→ **What you need to do**
Repeat each entry exactly.

(Saved entries)
------------------------

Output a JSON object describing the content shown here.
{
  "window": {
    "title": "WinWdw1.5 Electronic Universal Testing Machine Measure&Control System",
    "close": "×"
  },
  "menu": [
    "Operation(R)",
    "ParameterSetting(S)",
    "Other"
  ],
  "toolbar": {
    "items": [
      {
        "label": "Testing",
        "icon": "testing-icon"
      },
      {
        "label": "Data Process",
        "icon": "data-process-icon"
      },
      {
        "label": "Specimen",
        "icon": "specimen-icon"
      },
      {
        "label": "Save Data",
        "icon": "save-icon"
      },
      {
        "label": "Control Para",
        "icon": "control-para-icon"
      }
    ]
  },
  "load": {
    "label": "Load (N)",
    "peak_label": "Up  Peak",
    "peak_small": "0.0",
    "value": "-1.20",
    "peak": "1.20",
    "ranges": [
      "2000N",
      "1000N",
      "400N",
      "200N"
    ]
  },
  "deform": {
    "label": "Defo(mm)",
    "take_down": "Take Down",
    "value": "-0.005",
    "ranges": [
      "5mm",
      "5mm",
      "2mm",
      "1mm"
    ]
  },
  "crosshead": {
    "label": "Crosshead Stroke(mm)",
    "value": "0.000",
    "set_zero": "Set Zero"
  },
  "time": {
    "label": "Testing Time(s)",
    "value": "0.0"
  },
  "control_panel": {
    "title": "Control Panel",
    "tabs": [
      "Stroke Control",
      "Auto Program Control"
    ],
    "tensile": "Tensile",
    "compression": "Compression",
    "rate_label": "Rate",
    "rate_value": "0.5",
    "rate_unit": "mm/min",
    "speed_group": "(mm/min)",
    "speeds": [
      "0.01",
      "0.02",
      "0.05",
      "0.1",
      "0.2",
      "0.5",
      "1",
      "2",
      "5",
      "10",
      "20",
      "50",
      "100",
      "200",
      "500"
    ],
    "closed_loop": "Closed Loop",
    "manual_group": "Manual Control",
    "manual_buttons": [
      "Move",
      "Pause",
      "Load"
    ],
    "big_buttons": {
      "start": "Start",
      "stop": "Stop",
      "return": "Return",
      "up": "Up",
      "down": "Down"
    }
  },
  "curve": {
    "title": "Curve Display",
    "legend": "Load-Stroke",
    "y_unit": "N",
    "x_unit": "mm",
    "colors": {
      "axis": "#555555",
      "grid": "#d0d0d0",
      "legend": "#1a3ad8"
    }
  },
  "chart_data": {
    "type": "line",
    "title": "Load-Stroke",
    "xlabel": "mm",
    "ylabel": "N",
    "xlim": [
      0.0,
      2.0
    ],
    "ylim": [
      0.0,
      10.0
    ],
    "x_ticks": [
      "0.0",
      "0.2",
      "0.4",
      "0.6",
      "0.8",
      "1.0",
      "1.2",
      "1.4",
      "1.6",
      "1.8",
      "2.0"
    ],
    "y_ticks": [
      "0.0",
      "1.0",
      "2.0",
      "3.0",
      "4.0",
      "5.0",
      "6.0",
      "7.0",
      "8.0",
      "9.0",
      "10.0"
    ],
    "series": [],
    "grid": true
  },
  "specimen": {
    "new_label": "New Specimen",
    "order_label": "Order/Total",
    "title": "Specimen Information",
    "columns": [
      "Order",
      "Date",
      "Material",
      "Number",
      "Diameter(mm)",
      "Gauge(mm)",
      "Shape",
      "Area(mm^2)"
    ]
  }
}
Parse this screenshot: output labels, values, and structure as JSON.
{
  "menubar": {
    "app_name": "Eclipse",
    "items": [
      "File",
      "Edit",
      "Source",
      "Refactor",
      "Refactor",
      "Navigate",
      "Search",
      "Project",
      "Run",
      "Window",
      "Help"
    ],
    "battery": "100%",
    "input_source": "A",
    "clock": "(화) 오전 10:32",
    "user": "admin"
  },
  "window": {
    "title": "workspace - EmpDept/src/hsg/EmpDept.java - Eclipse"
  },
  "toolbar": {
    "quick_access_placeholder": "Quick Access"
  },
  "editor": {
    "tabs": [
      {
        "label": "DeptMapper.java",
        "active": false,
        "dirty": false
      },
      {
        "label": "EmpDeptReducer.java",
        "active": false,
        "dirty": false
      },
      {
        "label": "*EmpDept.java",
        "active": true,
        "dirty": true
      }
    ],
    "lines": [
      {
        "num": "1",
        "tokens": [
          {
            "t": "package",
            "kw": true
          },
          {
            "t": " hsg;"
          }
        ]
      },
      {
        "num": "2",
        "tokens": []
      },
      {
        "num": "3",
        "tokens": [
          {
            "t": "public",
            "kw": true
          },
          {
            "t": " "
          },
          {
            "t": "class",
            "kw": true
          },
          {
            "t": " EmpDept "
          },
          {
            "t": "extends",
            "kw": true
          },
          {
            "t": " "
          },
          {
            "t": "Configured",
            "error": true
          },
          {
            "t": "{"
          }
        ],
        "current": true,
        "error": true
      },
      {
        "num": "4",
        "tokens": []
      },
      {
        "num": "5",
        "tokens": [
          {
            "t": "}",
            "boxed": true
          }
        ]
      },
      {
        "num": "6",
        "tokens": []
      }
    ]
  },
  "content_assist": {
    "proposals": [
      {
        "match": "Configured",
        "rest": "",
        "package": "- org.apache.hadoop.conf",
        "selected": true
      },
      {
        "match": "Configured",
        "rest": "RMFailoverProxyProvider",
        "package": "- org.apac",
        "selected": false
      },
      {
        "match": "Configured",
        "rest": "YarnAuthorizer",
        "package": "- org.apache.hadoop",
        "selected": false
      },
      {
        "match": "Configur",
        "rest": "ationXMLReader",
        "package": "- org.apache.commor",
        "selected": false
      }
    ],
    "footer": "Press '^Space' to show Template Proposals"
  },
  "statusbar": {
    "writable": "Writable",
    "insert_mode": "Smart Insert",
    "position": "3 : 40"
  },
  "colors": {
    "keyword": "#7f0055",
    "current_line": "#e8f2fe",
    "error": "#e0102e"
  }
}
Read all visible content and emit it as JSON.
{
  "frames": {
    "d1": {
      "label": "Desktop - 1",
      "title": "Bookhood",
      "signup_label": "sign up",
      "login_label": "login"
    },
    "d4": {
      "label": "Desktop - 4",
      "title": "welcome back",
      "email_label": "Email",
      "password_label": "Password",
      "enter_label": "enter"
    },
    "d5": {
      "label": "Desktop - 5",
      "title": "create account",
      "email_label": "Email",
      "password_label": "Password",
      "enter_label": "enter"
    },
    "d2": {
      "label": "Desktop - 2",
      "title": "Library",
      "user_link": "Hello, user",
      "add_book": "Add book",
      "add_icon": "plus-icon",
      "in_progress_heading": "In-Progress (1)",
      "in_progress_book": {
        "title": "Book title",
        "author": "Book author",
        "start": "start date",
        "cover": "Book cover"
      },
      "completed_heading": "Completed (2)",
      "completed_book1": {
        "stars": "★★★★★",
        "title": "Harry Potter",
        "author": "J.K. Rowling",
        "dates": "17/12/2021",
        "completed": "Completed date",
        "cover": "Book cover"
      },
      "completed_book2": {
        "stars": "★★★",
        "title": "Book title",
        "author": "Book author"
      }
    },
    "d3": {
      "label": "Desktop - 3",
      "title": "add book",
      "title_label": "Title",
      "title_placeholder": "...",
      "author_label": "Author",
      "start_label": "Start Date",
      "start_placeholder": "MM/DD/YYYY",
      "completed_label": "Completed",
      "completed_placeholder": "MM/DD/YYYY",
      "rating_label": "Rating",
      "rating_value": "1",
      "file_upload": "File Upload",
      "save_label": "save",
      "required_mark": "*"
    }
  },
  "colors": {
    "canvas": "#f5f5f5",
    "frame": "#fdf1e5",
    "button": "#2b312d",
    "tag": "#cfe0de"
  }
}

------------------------

→ **Answer space**
Output a JSON object describing the content shown here.
{
  "window": {
    "title": "WinWdw1.5 Electronic Universal Testing Machine Measure&Control System",
    "close": "×"
  },
  "menu": [
    "Operation(R)",
    "ParameterSetting(S)",
    "Other"
  ],
  "toolbar": {
    "items": [
      {
        "label": "Testing",
        "icon": "testing-icon"
      },
      {
        "label": "Data Process",
        "icon": "data-process-icon"
      },
      {
        "label": "Specimen",
        "icon": "specimen-icon"
      },
      {
        "label": "Save Data",
        "icon": "save-icon"
      },
      {
        "label": "Control Para",
        "icon": "control-para-icon"
      }
    ]
  },
  "load": {
    "label": "Load (N)",
    "peak_label": "Up  Peak",
    "peak_small": "0.0",
    "value": "-1.20",
    "peak": "1.20",
    "ranges": [
      "2000N",
      "1000N",
      "400N",
      "200N"
    ]
  },
  "deform": {
    "label": "Defo(mm)",
    "take_down": "Take Down",
    "value": "-0.005",
    "ranges": [
      "5mm",
      "5mm",
      "2mm",
      "1mm"
    ]
  },
  "crosshead": {
    "label": "Crosshead Stroke(mm)",
    "value": "0.000",
    "set_zero": "Set Zero"
  },
  "time": {
    "label": "Testing Time(s)",
    "value": "0.0"
  },
  "control_panel": {
    "title": "Control Panel",
    "tabs": [
      "Stroke Control",
      "Auto Program Control"
    ],
    "tensile": "Tensile",
    "compression": "Compression",
    "rate_label": "Rate",
    "rate_value": "0.5",
    "rate_unit": "mm/min",
    "speed_group": "(mm/min)",
    "speeds": [
      "0.01",
      "0.02",
      "0.05",
      "0.1",
      "0.2",
      "0.5",
      "1",
      "2",
      "5",
      "10",
      "20",
      "50",
      "100",
      "200",
      "500"
    ],
    "closed_loop": "Closed Loop",
    "manual_group": "Manual Control",
    "manual_buttons": [
      "Move",
      "Pause",
      "Load"
    ],
    "big_buttons": {
      "start": "Start",
      "stop": "Stop",
      "return": "Return",
      "up": "Up",
      "down": "Down"
    }
  },
  "curve": {
    "title": "Curve Display",
    "legend": "Load-Stroke",
    "y_unit": "N",
    "x_unit": "mm",
    "colors": {
      "axis": "#555555",
      "grid": "#d0d0d0",
      "legend": "#1a3ad8"
    }
  },
  "chart_data": {
    "type": "line",
    "title": "Load-Stroke",
    "xlabel": "mm",
    "ylabel": "N",
    "xlim": [
      0.0,
      2.0
    ],
    "ylim": [
      0.0,
      10.0
    ],
    "x_ticks": [
      "0.0",
      "0.2",
      "0.4",
      "0.6",
      "0.8",
      "1.0",
      "1.2",
      "1.4",
      "1.6",
      "1.8",
      "2.0"
    ],
    "y_ticks": [
      "0.0",
      "1.0",
      "2.0",
      "3.0",
      "4.0",
      "5.0",
      "6.0",
      "7.0",
      "8.0",
      "9.0",
      "10.0"
    ],
    "series": [],
    "grid": true
  },
  "specimen": {
    "new_label": "New Specimen",
    "order_label": "Order/Total",
    "title": "Specimen Information",
    "columns": [
      "Order",
      "Date",
      "Material",
      "Number",
      "Diameter(mm)",
      "Gauge(mm)",
      "Shape",
      "Area(mm^2)"
    ]
  }
}
Parse this screenshot: output labels, values, and structure as JSON.
{
  "menubar": {
    "app_name": "Eclipse",
    "items": [
      "File",
      "Edit",
      "Source",
      "Refactor",
      "Refactor",
      "Navigate",
      "Search",
      "Project",
      "Run",
      "Window",
      "Help"
    ],
    "battery": "100%",
    "input_source": "A",
    "clock": "(화) 오전 10:32",
    "user": "admin"
  },
  "window": {
    "title": "workspace - EmpDept/src/hsg/EmpDept.java - Eclipse"
  },
  "toolbar": {
    "quick_access_placeholder": "Quick Access"
  },
  "editor": {
    "tabs": [
      {
        "label": "DeptMapper.java",
        "active": false,
        "dirty": false
      },
      {
        "label": "EmpDeptReducer.java",
        "active": false,
        "dirty": false
      },
      {
        "label": "*EmpDept.java",
        "active": true,
        "dirty": true
      }
    ],
    "lines": [
      {
        "num": "1",
        "tokens": [
          {
            "t": "package",
            "kw": true
          },
          {
            "t": " hsg;"
          }
        ]
      },
      {
        "num": "2",
        "tokens": []
      },
      {
        "num": "3",
        "tokens": [
          {
            "t": "public",
            "kw": true
          },
          {
            "t": " "
          },
          {
            "t": "class",
            "kw": true
          },
          {
            "t": " EmpDept "
          },
          {
            "t": "extends",
            "kw": true
          },
          {
            "t": " "
          },
          {
            "t": "Configured",
            "error": true
          },
          {
            "t": "{"
          }
        ],
        "current": true,
        "error": true
      },
      {
        "num": "4",
        "tokens": []
      },
      {
        "num": "5",
        "tokens": [
          {
            "t": "}",
            "boxed": true
          }
        ]
      },
      {
        "num": "6",
        "tokens": []
      }
    ]
  },
  "content_assist": {
    "proposals": [
      {
        "match": "Configured",
        "rest": "",
        "package": "- org.apache.hadoop.conf",
        "selected": true
      },
      {
        "match": "Configured",
        "rest": "RMFailoverProxyProvider",
        "package": "- org.apac",
        "selected": false
      },
      {
        "match": "Configured",
        "rest": "YarnAuthorizer",
        "package": "- org.apache.hadoop",
        "selected": false
      },
      {
        "match": "Configur",
        "rest": "ationXMLReader",
        "package": "- org.apache.commor",
        "selected": false
      }
    ],
    "footer": "Press '^Space' to show Template Proposals"
  },
  "statusbar": {
    "writable": "Writable",
    "insert_mode": "Smart Insert",
    "position": "3 : 40"
  },
  "colors": {
    "keyword": "#7f0055",
    "current_line": "#e8f2fe",
    "error": "#e0102e"
  }
}
Read all visible content and emit it as JSON.
{
  "frames": {
    "d1": {
      "label": "Desktop - 1",
      "title": "Bookhood",
      "signup_label": "sign up",
      "login_label": "login"
    },
    "d4": {
      "label": "Desktop - 4",
      "title": "welcome back",
      "email_label": "Email",
      "password_label": "Password",
      "enter_label": "enter"
    },
    "d5": {
      "label": "Desktop - 5",
      "title": "create account",
      "email_label": "Email",
      "password_label": "Password",
      "enter_label": "enter"
    },
    "d2": {
      "label": "Desktop - 2",
      "title": "Library",
      "user_link": "Hello, user",
      "add_book": "Add book",
      "add_icon": "plus-icon",
      "in_progress_heading": "In-Progress (1)",
      "in_progress_book": {
        "title": "Book title",
        "author": "Book author",
        "start": "start date",
        "cover": "Book cover"
      },
      "completed_heading": "Completed (2)",
      "completed_book1": {
        "stars": "★★★★★",
        "title": "Harry Potter",
        "author": "J.K. Rowling",
        "dates": "17/12/2021",
        "completed": "Completed date",
        "cover": "Book cover"
      },
      "completed_book2": {
        "stars": "★★★",
        "title": "Book title",
        "author": "Book author"
      }
    },
    "d3": {
      "label": "Desktop - 3",
      "title": "add book",
      "title_label": "Title",
      "title_placeholder": "...",
      "author_label": "Author",
      "start_label": "Start Date",
      "start_placeholder": "MM/DD/YYYY",
      "completed_label": "Completed",
      "completed_placeholder": "MM/DD/YYYY",
      "rating_label": "Rating",
      "rating_value": "1",
      "file_upload": "File Upload",
      "save_label": "save",
      "required_mark": "*"
    }
  },
  "colors": {
    "canvas": "#f5f5f5",
    "frame": "#fdf1e5",
    "button": "#2b312d",
    "tag": "#cfe0de"
  }
}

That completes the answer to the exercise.